- _Problem to work on_:
The word "color" may appear in lines of the data; say how many such lines there are, with nothing beyond the number.

(Page and application data records)
"""
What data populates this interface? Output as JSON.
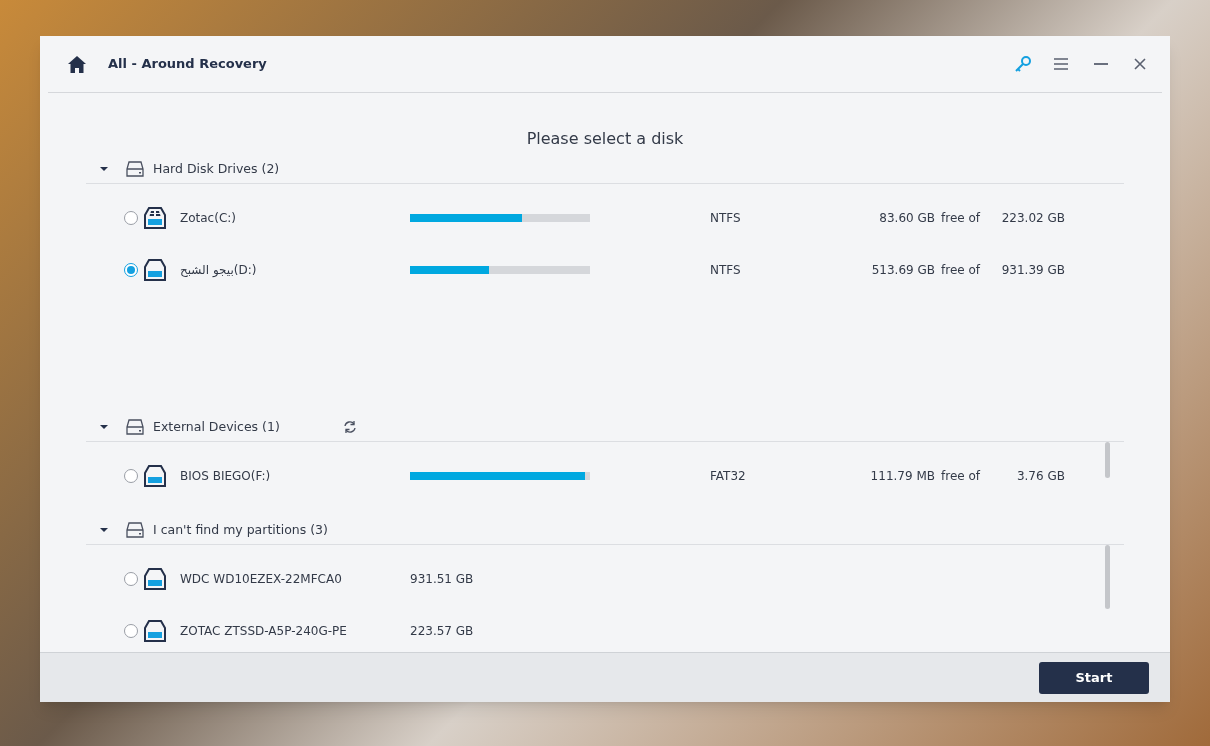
{
  "window": {
    "title": "All - Around Recovery"
  },
  "heading": "Please select a disk",
  "sections": [
    {
      "title": "Hard Disk Drives (2)",
      "expanded": true,
      "items": [
        {
          "kind": "system_volume",
          "name": "Zotac(C:)",
          "selected": false,
          "level": 0.62,
          "filesystem": "NTFS",
          "free": "83.60 GB",
          "free_of": "free of",
          "total": "223.02 GB"
        },
        {
          "kind": "volume",
          "name": "بيجو الشبح(D:)",
          "selected": true,
          "level": 0.44,
          "filesystem": "NTFS",
          "free": "513.69 GB",
          "free_of": "free of",
          "total": "931.39 GB"
        }
      ]
    },
    {
      "title": "External Devices (1)",
      "expanded": true,
      "refresh_button": true,
      "items": [
        {
          "kind": "volume",
          "name": "BIOS BIEGO(F:)",
          "selected": false,
          "level": 0.97,
          "filesystem": "FAT32",
          "free": "111.79 MB",
          "free_of": "free of",
          "total": "3.76 GB"
        }
      ]
    },
    {
      "title": "I can't find my partitions (3)",
      "expanded": true,
      "items": [
        {
          "kind": "disk",
          "name": "WDC WD10EZEX-22MFCA0",
          "selected": false,
          "size": "931.51 GB"
        },
        {
          "kind": "disk",
          "name": "ZOTAC ZTSSD-A5P-240G-PE",
          "selected": false,
          "size": "223.57 GB"
        }
      ]
    }
  ],
  "footer": {
    "button": "Start"
  }
}
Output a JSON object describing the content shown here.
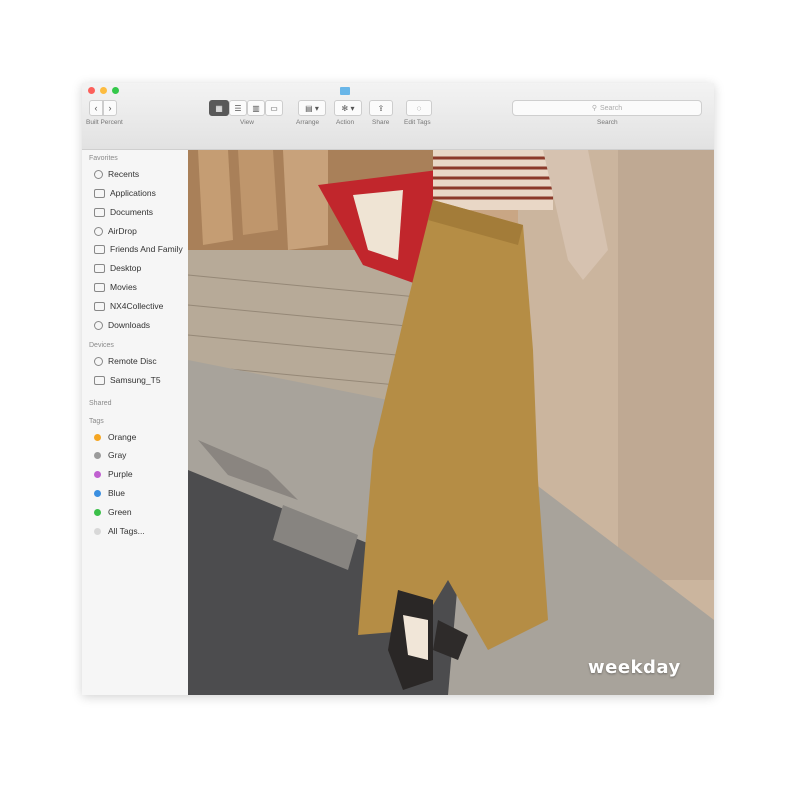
{
  "window": {
    "folder_title": "Built Percent",
    "lights": [
      "#fc605b",
      "#fdbc40",
      "#34c84a"
    ]
  },
  "toolbar": {
    "view_label": "View",
    "arrange_label": "Arrange",
    "action_label": "Action",
    "share_label": "Share",
    "edit_tags_label": "Edit Tags",
    "search_label": "Search",
    "search_placeholder": "Search"
  },
  "sidebar": {
    "favorites_header": "Favorites",
    "favorites": [
      {
        "label": "Recents",
        "icon": "clock-icon"
      },
      {
        "label": "Applications",
        "icon": "applications-icon"
      },
      {
        "label": "Documents",
        "icon": "documents-icon"
      },
      {
        "label": "AirDrop",
        "icon": "airdrop-icon"
      },
      {
        "label": "Friends And Family",
        "icon": "folder-icon"
      },
      {
        "label": "Desktop",
        "icon": "desktop-icon"
      },
      {
        "label": "Movies",
        "icon": "movies-icon"
      },
      {
        "label": "NX4Collective",
        "icon": "folder-icon"
      },
      {
        "label": "Downloads",
        "icon": "downloads-icon"
      }
    ],
    "devices_header": "Devices",
    "devices": [
      {
        "label": "Remote Disc",
        "icon": "disc-icon"
      },
      {
        "label": "Samsung_T5",
        "icon": "drive-icon"
      }
    ],
    "shared_header": "Shared",
    "tags_header": "Tags",
    "tags": [
      {
        "label": "Orange",
        "color": "#f5a623"
      },
      {
        "label": "Gray",
        "color": "#9b9b9b"
      },
      {
        "label": "Purple",
        "color": "#c060d0"
      },
      {
        "label": "Blue",
        "color": "#3b8fe0"
      },
      {
        "label": "Green",
        "color": "#3cc04a"
      },
      {
        "label": "All Tags...",
        "color": "#d8d8d8"
      }
    ]
  },
  "content": {
    "watermark": "weekday"
  }
}
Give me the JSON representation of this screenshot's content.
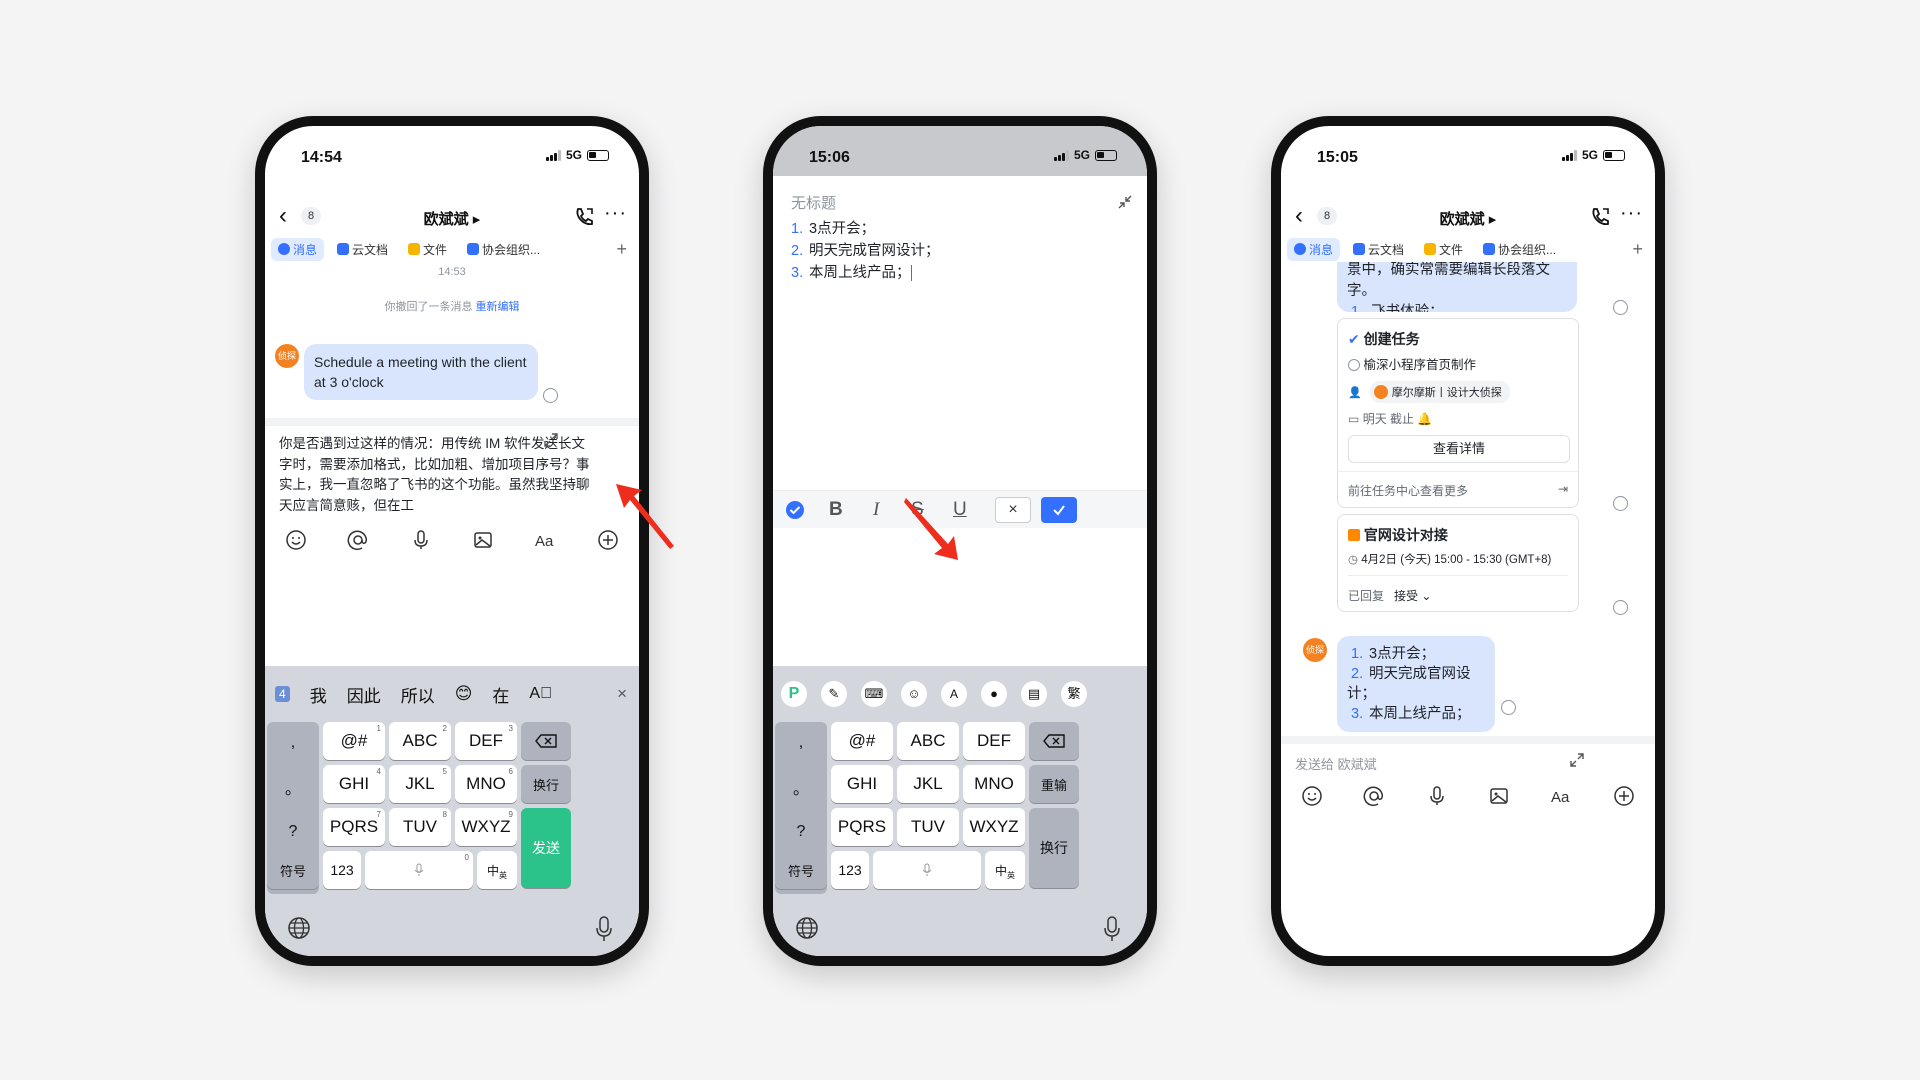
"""
- _Response to this exercise_:
6